Start of Supplied material
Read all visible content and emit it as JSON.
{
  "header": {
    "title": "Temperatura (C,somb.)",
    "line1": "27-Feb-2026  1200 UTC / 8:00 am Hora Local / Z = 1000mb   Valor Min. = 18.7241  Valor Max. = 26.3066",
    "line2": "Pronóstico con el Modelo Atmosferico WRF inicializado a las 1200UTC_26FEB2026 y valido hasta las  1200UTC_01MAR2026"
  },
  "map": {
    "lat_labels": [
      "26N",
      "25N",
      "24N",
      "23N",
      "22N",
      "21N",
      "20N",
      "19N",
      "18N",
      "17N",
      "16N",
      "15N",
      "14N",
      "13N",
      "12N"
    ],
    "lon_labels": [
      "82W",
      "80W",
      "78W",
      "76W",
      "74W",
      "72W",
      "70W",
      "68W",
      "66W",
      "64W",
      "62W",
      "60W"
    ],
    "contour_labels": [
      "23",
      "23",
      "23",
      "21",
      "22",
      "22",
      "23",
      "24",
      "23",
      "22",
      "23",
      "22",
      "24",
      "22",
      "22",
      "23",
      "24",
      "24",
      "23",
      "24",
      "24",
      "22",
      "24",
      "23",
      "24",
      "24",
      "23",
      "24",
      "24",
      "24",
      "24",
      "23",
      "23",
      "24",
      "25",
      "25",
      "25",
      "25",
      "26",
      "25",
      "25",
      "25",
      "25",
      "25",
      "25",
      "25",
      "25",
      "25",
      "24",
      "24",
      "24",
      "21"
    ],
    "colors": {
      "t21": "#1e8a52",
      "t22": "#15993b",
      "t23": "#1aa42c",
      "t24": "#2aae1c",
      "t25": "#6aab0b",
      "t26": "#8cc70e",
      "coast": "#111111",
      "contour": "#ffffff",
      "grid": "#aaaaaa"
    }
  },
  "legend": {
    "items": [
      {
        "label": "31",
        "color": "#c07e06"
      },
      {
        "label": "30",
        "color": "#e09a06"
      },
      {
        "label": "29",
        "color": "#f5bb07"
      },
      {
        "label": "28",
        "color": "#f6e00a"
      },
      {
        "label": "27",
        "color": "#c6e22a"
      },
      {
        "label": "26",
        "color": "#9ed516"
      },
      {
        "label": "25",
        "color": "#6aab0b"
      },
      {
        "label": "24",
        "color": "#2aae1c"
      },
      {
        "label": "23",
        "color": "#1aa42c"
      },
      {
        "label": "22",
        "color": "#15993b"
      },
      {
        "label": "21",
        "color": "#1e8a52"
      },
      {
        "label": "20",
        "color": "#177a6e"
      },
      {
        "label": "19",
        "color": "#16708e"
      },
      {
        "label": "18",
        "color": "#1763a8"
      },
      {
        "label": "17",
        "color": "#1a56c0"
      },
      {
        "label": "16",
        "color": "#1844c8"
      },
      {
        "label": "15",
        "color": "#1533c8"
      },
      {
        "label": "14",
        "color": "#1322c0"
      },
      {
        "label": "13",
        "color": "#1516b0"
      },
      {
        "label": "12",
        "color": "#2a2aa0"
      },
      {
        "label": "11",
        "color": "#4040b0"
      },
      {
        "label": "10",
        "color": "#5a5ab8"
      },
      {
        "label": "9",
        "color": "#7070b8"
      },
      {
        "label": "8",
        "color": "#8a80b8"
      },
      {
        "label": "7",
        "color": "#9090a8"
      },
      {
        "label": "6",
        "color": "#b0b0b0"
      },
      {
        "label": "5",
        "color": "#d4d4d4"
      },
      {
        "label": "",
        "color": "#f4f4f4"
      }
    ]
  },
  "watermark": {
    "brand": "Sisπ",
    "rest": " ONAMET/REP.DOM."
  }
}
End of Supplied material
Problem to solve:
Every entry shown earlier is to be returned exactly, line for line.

Reply to the exercise:
Read all visible content and emit it as JSON.
{
  "header": {
    "title": "Temperatura (C,somb.)",
    "line1": "27-Feb-2026  1200 UTC / 8:00 am Hora Local / Z = 1000mb   Valor Min. = 18.7241  Valor Max. = 26.3066",
    "line2": "Pronóstico con el Modelo Atmosferico WRF inicializado a las 1200UTC_26FEB2026 y valido hasta las  1200UTC_01MAR2026"
  },
  "map": {
    "lat_labels": [
      "26N",
      "25N",
      "24N",
      "23N",
      "22N",
      "21N",
      "20N",
      "19N",
      "18N",
      "17N",
      "16N",
      "15N",
      "14N",
      "13N",
      "12N"
    ],
    "lon_labels": [
      "82W",
      "80W",
      "78W",
      "76W",
      "74W",
      "72W",
      "70W",
      "68W",
      "66W",
      "64W",
      "62W",
      "60W"
    ],
    "contour_labels": [
      "23",
      "23",
      "23",
      "21",
      "22",
      "22",
      "23",
      "24",
      "23",
      "22",
      "23",
      "22",
      "24",
      "22",
      "22",
      "23",
      "24",
      "24",
      "23",
      "24",
      "24",
      "22",
      "24",
      "23",
      "24",
      "24",
      "23",
      "24",
      "24",
      "24",
      "24",
      "23",
      "23",
      "24",
      "25",
      "25",
      "25",
      "25",
      "26",
      "25",
      "25",
      "25",
      "25",
      "25",
      "25",
      "25",
      "25",
      "25",
      "24",
      "24",
      "24",
      "21"
    ],
    "colors": {
      "t21": "#1e8a52",
      "t22": "#15993b",
      "t23": "#1aa42c",
      "t24": "#2aae1c",
      "t25": "#6aab0b",
      "t26": "#8cc70e",
      "coast": "#111111",
      "contour": "#ffffff",
      "grid": "#aaaaaa"
    }
  },
  "legend": {
    "items": [
      {
        "label": "31",
        "color": "#c07e06"
      },
      {
        "label": "30",
        "color": "#e09a06"
      },
      {
        "label": "29",
        "color": "#f5bb07"
      },
      {
        "label": "28",
        "color": "#f6e00a"
      },
      {
        "label": "27",
        "color": "#c6e22a"
      },
      {
        "label": "26",
        "color": "#9ed516"
      },
      {
        "label": "25",
        "color": "#6aab0b"
      },
      {
        "label": "24",
        "color": "#2aae1c"
      },
      {
        "label": "23",
        "color": "#1aa42c"
      },
      {
        "label": "22",
        "color": "#15993b"
      },
      {
        "label": "21",
        "color": "#1e8a52"
      },
      {
        "label": "20",
        "color": "#177a6e"
      },
      {
        "label": "19",
        "color": "#16708e"
      },
      {
        "label": "18",
        "color": "#1763a8"
      },
      {
        "label": "17",
        "color": "#1a56c0"
      },
      {
        "label": "16",
        "color": "#1844c8"
      },
      {
        "label": "15",
        "color": "#1533c8"
      },
      {
        "label": "14",
        "color": "#1322c0"
      },
      {
        "label": "13",
        "color": "#1516b0"
      },
      {
        "label": "12",
        "color": "#2a2aa0"
      },
      {
        "label": "11",
        "color": "#4040b0"
      },
      {
        "label": "10",
        "color": "#5a5ab8"
      },
      {
        "label": "9",
        "color": "#7070b8"
      },
      {
        "label": "8",
        "color": "#8a80b8"
      },
      {
        "label": "7",
        "color": "#9090a8"
      },
      {
        "label": "6",
        "color": "#b0b0b0"
      },
      {
        "label": "5",
        "color": "#d4d4d4"
      },
      {
        "label": "",
        "color": "#f4f4f4"
      }
    ]
  },
  "watermark": {
    "brand": "Sisπ",
    "rest": " ONAMET/REP.DOM."
  }
}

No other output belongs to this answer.